# What the exercise asks
Every record shown here must be duplicated without change.

Data records for software interfaces:
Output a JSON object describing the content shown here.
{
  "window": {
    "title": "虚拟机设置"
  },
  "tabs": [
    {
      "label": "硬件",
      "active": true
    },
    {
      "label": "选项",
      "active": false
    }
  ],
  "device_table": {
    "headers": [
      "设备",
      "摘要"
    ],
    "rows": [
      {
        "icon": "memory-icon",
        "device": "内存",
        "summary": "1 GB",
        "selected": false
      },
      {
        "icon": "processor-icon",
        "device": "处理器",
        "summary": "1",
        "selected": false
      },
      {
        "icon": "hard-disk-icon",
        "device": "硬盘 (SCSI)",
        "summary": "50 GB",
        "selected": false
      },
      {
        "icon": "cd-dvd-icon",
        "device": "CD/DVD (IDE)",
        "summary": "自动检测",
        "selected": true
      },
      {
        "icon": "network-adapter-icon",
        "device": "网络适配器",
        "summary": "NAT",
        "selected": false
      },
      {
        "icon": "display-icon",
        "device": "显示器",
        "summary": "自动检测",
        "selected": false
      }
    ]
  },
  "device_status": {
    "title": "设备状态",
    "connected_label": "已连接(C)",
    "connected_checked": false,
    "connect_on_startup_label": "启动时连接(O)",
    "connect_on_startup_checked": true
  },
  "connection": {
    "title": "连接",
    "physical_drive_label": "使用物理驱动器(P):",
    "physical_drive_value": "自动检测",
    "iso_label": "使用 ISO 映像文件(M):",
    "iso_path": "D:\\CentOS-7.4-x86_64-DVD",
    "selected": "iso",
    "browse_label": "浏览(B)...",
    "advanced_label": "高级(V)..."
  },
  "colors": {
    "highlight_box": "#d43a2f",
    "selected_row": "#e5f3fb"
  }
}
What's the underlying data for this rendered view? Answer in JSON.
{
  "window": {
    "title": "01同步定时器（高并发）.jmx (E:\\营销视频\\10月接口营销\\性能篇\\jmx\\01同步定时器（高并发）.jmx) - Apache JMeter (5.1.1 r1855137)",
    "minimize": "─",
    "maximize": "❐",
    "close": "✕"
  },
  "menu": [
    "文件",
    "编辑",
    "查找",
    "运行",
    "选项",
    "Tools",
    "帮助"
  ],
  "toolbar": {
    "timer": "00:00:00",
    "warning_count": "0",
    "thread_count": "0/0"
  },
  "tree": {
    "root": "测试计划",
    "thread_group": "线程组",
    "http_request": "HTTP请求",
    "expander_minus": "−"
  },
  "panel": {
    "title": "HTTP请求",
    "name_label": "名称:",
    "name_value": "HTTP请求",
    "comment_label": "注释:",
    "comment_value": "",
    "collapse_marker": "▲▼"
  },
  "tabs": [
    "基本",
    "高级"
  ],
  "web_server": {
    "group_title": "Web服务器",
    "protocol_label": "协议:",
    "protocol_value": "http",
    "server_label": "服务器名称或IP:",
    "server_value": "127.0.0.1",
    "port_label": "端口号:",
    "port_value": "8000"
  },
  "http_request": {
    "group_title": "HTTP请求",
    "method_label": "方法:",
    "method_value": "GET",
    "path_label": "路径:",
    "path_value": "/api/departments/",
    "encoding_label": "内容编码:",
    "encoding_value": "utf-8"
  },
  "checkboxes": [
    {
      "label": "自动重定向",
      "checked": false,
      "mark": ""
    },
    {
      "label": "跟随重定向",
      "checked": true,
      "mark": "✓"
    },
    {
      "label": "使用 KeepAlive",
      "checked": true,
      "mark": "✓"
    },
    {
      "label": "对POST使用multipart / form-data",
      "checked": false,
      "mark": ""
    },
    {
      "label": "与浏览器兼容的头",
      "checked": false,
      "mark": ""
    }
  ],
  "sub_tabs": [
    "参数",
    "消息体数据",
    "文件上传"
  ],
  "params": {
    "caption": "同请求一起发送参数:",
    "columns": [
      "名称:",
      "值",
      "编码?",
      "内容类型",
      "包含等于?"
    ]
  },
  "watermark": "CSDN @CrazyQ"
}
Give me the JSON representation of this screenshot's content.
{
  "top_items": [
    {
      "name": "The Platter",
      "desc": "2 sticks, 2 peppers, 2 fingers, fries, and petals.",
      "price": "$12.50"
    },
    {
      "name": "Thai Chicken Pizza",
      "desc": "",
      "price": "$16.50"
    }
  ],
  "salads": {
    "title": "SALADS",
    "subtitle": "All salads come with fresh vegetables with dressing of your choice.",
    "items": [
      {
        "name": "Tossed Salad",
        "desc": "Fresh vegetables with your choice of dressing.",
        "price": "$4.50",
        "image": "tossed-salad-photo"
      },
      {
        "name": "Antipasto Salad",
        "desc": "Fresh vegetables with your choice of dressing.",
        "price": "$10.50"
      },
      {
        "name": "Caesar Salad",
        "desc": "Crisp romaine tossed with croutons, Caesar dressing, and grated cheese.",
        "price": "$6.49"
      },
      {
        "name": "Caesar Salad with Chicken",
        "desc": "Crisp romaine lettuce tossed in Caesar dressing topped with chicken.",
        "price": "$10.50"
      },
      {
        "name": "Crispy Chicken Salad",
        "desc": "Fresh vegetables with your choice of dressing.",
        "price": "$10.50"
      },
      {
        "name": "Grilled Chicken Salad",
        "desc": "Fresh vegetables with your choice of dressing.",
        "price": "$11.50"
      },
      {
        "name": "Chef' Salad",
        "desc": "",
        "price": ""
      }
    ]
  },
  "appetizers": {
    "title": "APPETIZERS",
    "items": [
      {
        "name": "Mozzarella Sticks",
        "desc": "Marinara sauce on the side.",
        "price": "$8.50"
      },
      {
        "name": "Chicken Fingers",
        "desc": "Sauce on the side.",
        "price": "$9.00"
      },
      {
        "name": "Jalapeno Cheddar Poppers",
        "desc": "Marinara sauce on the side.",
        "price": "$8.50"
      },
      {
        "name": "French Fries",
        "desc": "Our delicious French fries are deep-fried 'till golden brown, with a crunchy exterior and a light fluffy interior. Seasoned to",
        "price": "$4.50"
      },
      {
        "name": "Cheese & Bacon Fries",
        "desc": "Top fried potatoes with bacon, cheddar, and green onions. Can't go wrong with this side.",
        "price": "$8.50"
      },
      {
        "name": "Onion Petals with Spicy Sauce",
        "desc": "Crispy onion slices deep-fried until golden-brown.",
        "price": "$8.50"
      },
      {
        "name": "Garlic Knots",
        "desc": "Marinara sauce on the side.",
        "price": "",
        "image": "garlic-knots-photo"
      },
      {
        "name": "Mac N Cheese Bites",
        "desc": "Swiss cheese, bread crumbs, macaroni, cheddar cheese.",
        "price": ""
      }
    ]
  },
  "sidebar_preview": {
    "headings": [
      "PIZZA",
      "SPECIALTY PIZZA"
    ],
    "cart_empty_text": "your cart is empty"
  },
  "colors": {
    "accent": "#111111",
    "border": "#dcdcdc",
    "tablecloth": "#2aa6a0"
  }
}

# Solution
Output a JSON object describing the content shown here.
{
  "window": {
    "title": "虚拟机设置"
  },
  "tabs": [
    {
      "label": "硬件",
      "active": true
    },
    {
      "label": "选项",
      "active": false
    }
  ],
  "device_table": {
    "headers": [
      "设备",
      "摘要"
    ],
    "rows": [
      {
        "icon": "memory-icon",
        "device": "内存",
        "summary": "1 GB",
        "selected": false
      },
      {
        "icon": "processor-icon",
        "device": "处理器",
        "summary": "1",
        "selected": false
      },
      {
        "icon": "hard-disk-icon",
        "device": "硬盘 (SCSI)",
        "summary": "50 GB",
        "selected": false
      },
      {
        "icon": "cd-dvd-icon",
        "device": "CD/DVD (IDE)",
        "summary": "自动检测",
        "selected": true
      },
      {
        "icon": "network-adapter-icon",
        "device": "网络适配器",
        "summary": "NAT",
        "selected": false
      },
      {
        "icon": "display-icon",
        "device": "显示器",
        "summary": "自动检测",
        "selected": false
      }
    ]
  },
  "device_status": {
    "title": "设备状态",
    "connected_label": "已连接(C)",
    "connected_checked": false,
    "connect_on_startup_label": "启动时连接(O)",
    "connect_on_startup_checked": true
  },
  "connection": {
    "title": "连接",
    "physical_drive_label": "使用物理驱动器(P):",
    "physical_drive_value": "自动检测",
    "iso_label": "使用 ISO 映像文件(M):",
    "iso_path": "D:\\CentOS-7.4-x86_64-DVD",
    "selected": "iso",
    "browse_label": "浏览(B)...",
    "advanced_label": "高级(V)..."
  },
  "colors": {
    "highlight_box": "#d43a2f",
    "selected_row": "#e5f3fb"
  }
}
What's the underlying data for this rendered view? Answer in JSON.
{
  "window": {
    "title": "01同步定时器（高并发）.jmx (E:\\营销视频\\10月接口营销\\性能篇\\jmx\\01同步定时器（高并发）.jmx) - Apache JMeter (5.1.1 r1855137)",
    "minimize": "─",
    "maximize": "❐",
    "close": "✕"
  },
  "menu": [
    "文件",
    "编辑",
    "查找",
    "运行",
    "选项",
    "Tools",
    "帮助"
  ],
  "toolbar": {
    "timer": "00:00:00",
    "warning_count": "0",
    "thread_count": "0/0"
  },
  "tree": {
    "root": "测试计划",
    "thread_group": "线程组",
    "http_request": "HTTP请求",
    "expander_minus": "−"
  },
  "panel": {
    "title": "HTTP请求",
    "name_label": "名称:",
    "name_value": "HTTP请求",
    "comment_label": "注释:",
    "comment_value": "",
    "collapse_marker": "▲▼"
  },
  "tabs": [
    "基本",
    "高级"
  ],
  "web_server": {
    "group_title": "Web服务器",
    "protocol_label": "协议:",
    "protocol_value": "http",
    "server_label": "服务器名称或IP:",
    "server_value": "127.0.0.1",
    "port_label": "端口号:",
    "port_value": "8000"
  },
  "http_request": {
    "group_title": "HTTP请求",
    "method_label": "方法:",
    "method_value": "GET",
    "path_label": "路径:",
    "path_value": "/api/departments/",
    "encoding_label": "内容编码:",
    "encoding_value": "utf-8"
  },
  "checkboxes": [
    {
      "label": "自动重定向",
      "checked": false,
      "mark": ""
    },
    {
      "label": "跟随重定向",
      "checked": true,
      "mark": "✓"
    },
    {
      "label": "使用 KeepAlive",
      "checked": true,
      "mark": "✓"
    },
    {
      "label": "对POST使用multipart / form-data",
      "checked": false,
      "mark": ""
    },
    {
      "label": "与浏览器兼容的头",
      "checked": false,
      "mark": ""
    }
  ],
  "sub_tabs": [
    "参数",
    "消息体数据",
    "文件上传"
  ],
  "params": {
    "caption": "同请求一起发送参数:",
    "columns": [
      "名称:",
      "值",
      "编码?",
      "内容类型",
      "包含等于?"
    ]
  },
  "watermark": "CSDN @CrazyQ"
}
Give me the JSON representation of this screenshot's content.
{
  "top_items": [
    {
      "name": "The Platter",
      "desc": "2 sticks, 2 peppers, 2 fingers, fries, and petals.",
      "price": "$12.50"
    },
    {
      "name": "Thai Chicken Pizza",
      "desc": "",
      "price": "$16.50"
    }
  ],
  "salads": {
    "title": "SALADS",
    "subtitle": "All salads come with fresh vegetables with dressing of your choice.",
    "items": [
      {
        "name": "Tossed Salad",
        "desc": "Fresh vegetables with your choice of dressing.",
        "price": "$4.50",
        "image": "tossed-salad-photo"
      },
      {
        "name": "Antipasto Salad",
        "desc": "Fresh vegetables with your choice of dressing.",
        "price": "$10.50"
      },
      {
        "name": "Caesar Salad",
        "desc": "Crisp romaine tossed with croutons, Caesar dressing, and grated cheese.",
        "price": "$6.49"
      },
      {
        "name": "Caesar Salad with Chicken",
        "desc": "Crisp romaine lettuce tossed in Caesar dressing topped with chicken.",
        "price": "$10.50"
      },
      {
        "name": "Crispy Chicken Salad",
        "desc": "Fresh vegetables with your choice of dressing.",
        "price": "$10.50"
      },
      {
        "name": "Grilled Chicken Salad",
        "desc": "Fresh vegetables with your choice of dressing.",
        "price": "$11.50"
      },
      {
        "name": "Chef' Salad",
        "desc": "",
        "price": ""
      }
    ]
  },
  "appetizers": {
    "title": "APPETIZERS",
    "items": [
      {
        "name": "Mozzarella Sticks",
        "desc": "Marinara sauce on the side.",
        "price": "$8.50"
      },
      {
        "name": "Chicken Fingers",
        "desc": "Sauce on the side.",
        "price": "$9.00"
      },
      {
        "name": "Jalapeno Cheddar Poppers",
        "desc": "Marinara sauce on the side.",
        "price": "$8.50"
      },
      {
        "name": "French Fries",
        "desc": "Our delicious French fries are deep-fried 'till golden brown, with a crunchy exterior and a light fluffy interior. Seasoned to",
        "price": "$4.50"
      },
      {
        "name": "Cheese & Bacon Fries",
        "desc": "Top fried potatoes with bacon, cheddar, and green onions. Can't go wrong with this side.",
        "price": "$8.50"
      },
      {
        "name": "Onion Petals with Spicy Sauce",
        "desc": "Crispy onion slices deep-fried until golden-brown.",
        "price": "$8.50"
      },
      {
        "name": "Garlic Knots",
        "desc": "Marinara sauce on the side.",
        "price": "",
        "image": "garlic-knots-photo"
      },
      {
        "name": "Mac N Cheese Bites",
        "desc": "Swiss cheese, bread crumbs, macaroni, cheddar cheese.",
        "price": ""
      }
    ]
  },
  "sidebar_preview": {
    "headings": [
      "PIZZA",
      "SPECIALTY PIZZA"
    ],
    "cart_empty_text": "your cart is empty"
  },
  "colors": {
    "accent": "#111111",
    "border": "#dcdcdc",
    "tablecloth": "#2aa6a0"
  }
}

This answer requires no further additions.